» WORK TO COMPLETE: Each line of the material below is to be given again exactly.

Top of AVAILABLE DATA

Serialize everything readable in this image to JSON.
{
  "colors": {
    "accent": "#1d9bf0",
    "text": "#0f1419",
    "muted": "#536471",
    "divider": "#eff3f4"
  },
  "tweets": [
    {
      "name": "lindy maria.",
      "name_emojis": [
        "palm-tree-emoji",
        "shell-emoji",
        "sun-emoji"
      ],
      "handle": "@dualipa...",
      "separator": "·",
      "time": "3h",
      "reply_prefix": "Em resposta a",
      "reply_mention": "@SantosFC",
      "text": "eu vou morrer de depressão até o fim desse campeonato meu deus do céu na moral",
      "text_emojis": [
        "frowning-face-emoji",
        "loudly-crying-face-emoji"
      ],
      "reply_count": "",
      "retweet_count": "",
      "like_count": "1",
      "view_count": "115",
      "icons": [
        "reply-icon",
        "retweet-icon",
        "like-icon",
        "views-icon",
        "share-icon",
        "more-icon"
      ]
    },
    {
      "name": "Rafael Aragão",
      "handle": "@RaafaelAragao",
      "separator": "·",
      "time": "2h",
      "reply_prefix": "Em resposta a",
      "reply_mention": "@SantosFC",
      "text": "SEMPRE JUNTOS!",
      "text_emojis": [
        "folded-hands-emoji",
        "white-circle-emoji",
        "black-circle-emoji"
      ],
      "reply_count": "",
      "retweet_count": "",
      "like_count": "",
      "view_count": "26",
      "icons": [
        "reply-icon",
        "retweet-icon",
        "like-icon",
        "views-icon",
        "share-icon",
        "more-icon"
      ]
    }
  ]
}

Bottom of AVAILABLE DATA

» YOUR SOLUTION:
Serialize everything readable in this image to JSON.
{
  "colors": {
    "accent": "#1d9bf0",
    "text": "#0f1419",
    "muted": "#536471",
    "divider": "#eff3f4"
  },
  "tweets": [
    {
      "name": "lindy maria.",
      "name_emojis": [
        "palm-tree-emoji",
        "shell-emoji",
        "sun-emoji"
      ],
      "handle": "@dualipa...",
      "separator": "·",
      "time": "3h",
      "reply_prefix": "Em resposta a",
      "reply_mention": "@SantosFC",
      "text": "eu vou morrer de depressão até o fim desse campeonato meu deus do céu na moral",
      "text_emojis": [
        "frowning-face-emoji",
        "loudly-crying-face-emoji"
      ],
      "reply_count": "",
      "retweet_count": "",
      "like_count": "1",
      "view_count": "115",
      "icons": [
        "reply-icon",
        "retweet-icon",
        "like-icon",
        "views-icon",
        "share-icon",
        "more-icon"
      ]
    },
    {
      "name": "Rafael Aragão",
      "handle": "@RaafaelAragao",
      "separator": "·",
      "time": "2h",
      "reply_prefix": "Em resposta a",
      "reply_mention": "@SantosFC",
      "text": "SEMPRE JUNTOS!",
      "text_emojis": [
        "folded-hands-emoji",
        "white-circle-emoji",
        "black-circle-emoji"
      ],
      "reply_count": "",
      "retweet_count": "",
      "like_count": "",
      "view_count": "26",
      "icons": [
        "reply-icon",
        "retweet-icon",
        "like-icon",
        "views-icon",
        "share-icon",
        "more-icon"
      ]
    }
  ]
}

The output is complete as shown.